▶ [Activity] Would you print the whole listing again, word for word?
Task input section start
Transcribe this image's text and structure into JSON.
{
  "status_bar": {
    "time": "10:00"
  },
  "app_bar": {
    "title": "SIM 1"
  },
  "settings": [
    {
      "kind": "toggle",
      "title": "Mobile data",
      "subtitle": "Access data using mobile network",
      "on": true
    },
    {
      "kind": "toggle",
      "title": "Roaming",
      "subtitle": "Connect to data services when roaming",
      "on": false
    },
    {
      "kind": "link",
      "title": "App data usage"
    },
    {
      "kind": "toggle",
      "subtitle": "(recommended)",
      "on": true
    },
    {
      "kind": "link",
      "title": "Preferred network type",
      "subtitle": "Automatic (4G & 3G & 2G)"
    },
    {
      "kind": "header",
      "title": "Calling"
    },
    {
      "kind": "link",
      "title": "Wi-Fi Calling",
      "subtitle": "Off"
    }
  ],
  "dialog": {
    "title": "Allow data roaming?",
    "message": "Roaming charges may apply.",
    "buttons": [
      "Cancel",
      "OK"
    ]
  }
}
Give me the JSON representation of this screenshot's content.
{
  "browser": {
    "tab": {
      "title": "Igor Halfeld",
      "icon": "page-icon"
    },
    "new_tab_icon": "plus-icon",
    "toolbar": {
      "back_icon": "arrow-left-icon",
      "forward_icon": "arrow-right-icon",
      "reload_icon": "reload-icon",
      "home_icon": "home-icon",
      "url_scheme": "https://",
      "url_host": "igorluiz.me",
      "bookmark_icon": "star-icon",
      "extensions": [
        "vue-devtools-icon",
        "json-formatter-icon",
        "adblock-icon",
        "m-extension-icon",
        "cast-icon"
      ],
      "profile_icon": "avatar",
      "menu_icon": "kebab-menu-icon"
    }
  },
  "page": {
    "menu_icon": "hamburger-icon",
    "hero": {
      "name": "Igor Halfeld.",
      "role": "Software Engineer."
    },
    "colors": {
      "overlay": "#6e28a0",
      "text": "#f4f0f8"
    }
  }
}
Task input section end
▶ [Exercise solution]
Transcribe this image's text and structure into JSON.
{
  "status_bar": {
    "time": "10:00"
  },
  "app_bar": {
    "title": "SIM 1"
  },
  "settings": [
    {
      "kind": "toggle",
      "title": "Mobile data",
      "subtitle": "Access data using mobile network",
      "on": true
    },
    {
      "kind": "toggle",
      "title": "Roaming",
      "subtitle": "Connect to data services when roaming",
      "on": false
    },
    {
      "kind": "link",
      "title": "App data usage"
    },
    {
      "kind": "toggle",
      "subtitle": "(recommended)",
      "on": true
    },
    {
      "kind": "link",
      "title": "Preferred network type",
      "subtitle": "Automatic (4G & 3G & 2G)"
    },
    {
      "kind": "header",
      "title": "Calling"
    },
    {
      "kind": "link",
      "title": "Wi-Fi Calling",
      "subtitle": "Off"
    }
  ],
  "dialog": {
    "title": "Allow data roaming?",
    "message": "Roaming charges may apply.",
    "buttons": [
      "Cancel",
      "OK"
    ]
  }
}
Give me the JSON representation of this screenshot's content.
{
  "browser": {
    "tab": {
      "title": "Igor Halfeld",
      "icon": "page-icon"
    },
    "new_tab_icon": "plus-icon",
    "toolbar": {
      "back_icon": "arrow-left-icon",
      "forward_icon": "arrow-right-icon",
      "reload_icon": "reload-icon",
      "home_icon": "home-icon",
      "url_scheme": "https://",
      "url_host": "igorluiz.me",
      "bookmark_icon": "star-icon",
      "extensions": [
        "vue-devtools-icon",
        "json-formatter-icon",
        "adblock-icon",
        "m-extension-icon",
        "cast-icon"
      ],
      "profile_icon": "avatar",
      "menu_icon": "kebab-menu-icon"
    }
  },
  "page": {
    "menu_icon": "hamburger-icon",
    "hero": {
      "name": "Igor Halfeld.",
      "role": "Software Engineer."
    },
    "colors": {
      "overlay": "#6e28a0",
      "text": "#f4f0f8"
    }
  }
}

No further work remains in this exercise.